In Brief

Parents Should Read to Kids Starting in Infancy, Docs Say

A baby sits looking at a book.
(Image credit: Baby photo via Shutterstock)

Parents should read to their children often, and start well before the kids enter school, according to a new statement from the nation's largest group of pediatricians.

The statement from the American Academy of Pediatrics recommends that pediatricians advise parents to read regularly to their children, beginning in infancy and continuing at least until the child enters kindergarten. Reading to children at a young age fosters parent-child bonding and encourages the development of early literacy skills needed in school, the statements says.

The AAP also recommends that pediatricians provide books at health check-ups to low-income children who are at high risk of having low reading proficiency.

"Reading regularly with young children stimulates optimal patterns of brain development and strengthens parent-child relationships at a critical time in child development, which, in turn, builds language, literacy, and social-emotional skills that last a lifetime," the statement says.

Rachael Rettner

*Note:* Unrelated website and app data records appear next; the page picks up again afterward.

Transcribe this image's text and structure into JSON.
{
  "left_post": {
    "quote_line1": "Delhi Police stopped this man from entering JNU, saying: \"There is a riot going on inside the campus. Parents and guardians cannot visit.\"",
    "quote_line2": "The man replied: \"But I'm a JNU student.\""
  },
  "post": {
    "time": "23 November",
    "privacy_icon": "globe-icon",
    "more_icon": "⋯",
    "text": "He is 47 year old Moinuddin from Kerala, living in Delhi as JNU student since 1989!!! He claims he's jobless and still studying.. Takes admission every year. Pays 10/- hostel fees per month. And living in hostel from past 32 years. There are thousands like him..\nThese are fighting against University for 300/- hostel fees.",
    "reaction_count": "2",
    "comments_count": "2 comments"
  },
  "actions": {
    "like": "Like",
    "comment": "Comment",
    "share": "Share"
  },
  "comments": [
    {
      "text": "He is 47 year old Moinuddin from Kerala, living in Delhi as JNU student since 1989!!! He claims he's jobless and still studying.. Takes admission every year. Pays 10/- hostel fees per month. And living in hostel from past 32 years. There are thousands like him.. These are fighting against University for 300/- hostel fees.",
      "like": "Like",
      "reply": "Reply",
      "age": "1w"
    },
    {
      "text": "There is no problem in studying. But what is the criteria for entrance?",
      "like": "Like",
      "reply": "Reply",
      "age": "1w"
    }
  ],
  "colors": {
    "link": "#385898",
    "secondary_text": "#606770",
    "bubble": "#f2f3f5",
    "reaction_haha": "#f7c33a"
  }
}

Rachael is a Live Science contributor, and was a former channel editor and senior writer for Live Science between 2010 and 2022. She has a master's degree in journalism from New York University's Science, Health and Environmental Reporting Program. She also holds a B.S. in molecular biology and an M.S. in biology from the University of California, San Diego. Her work has appeared in Scienceline, The Washington Post and Scientific American.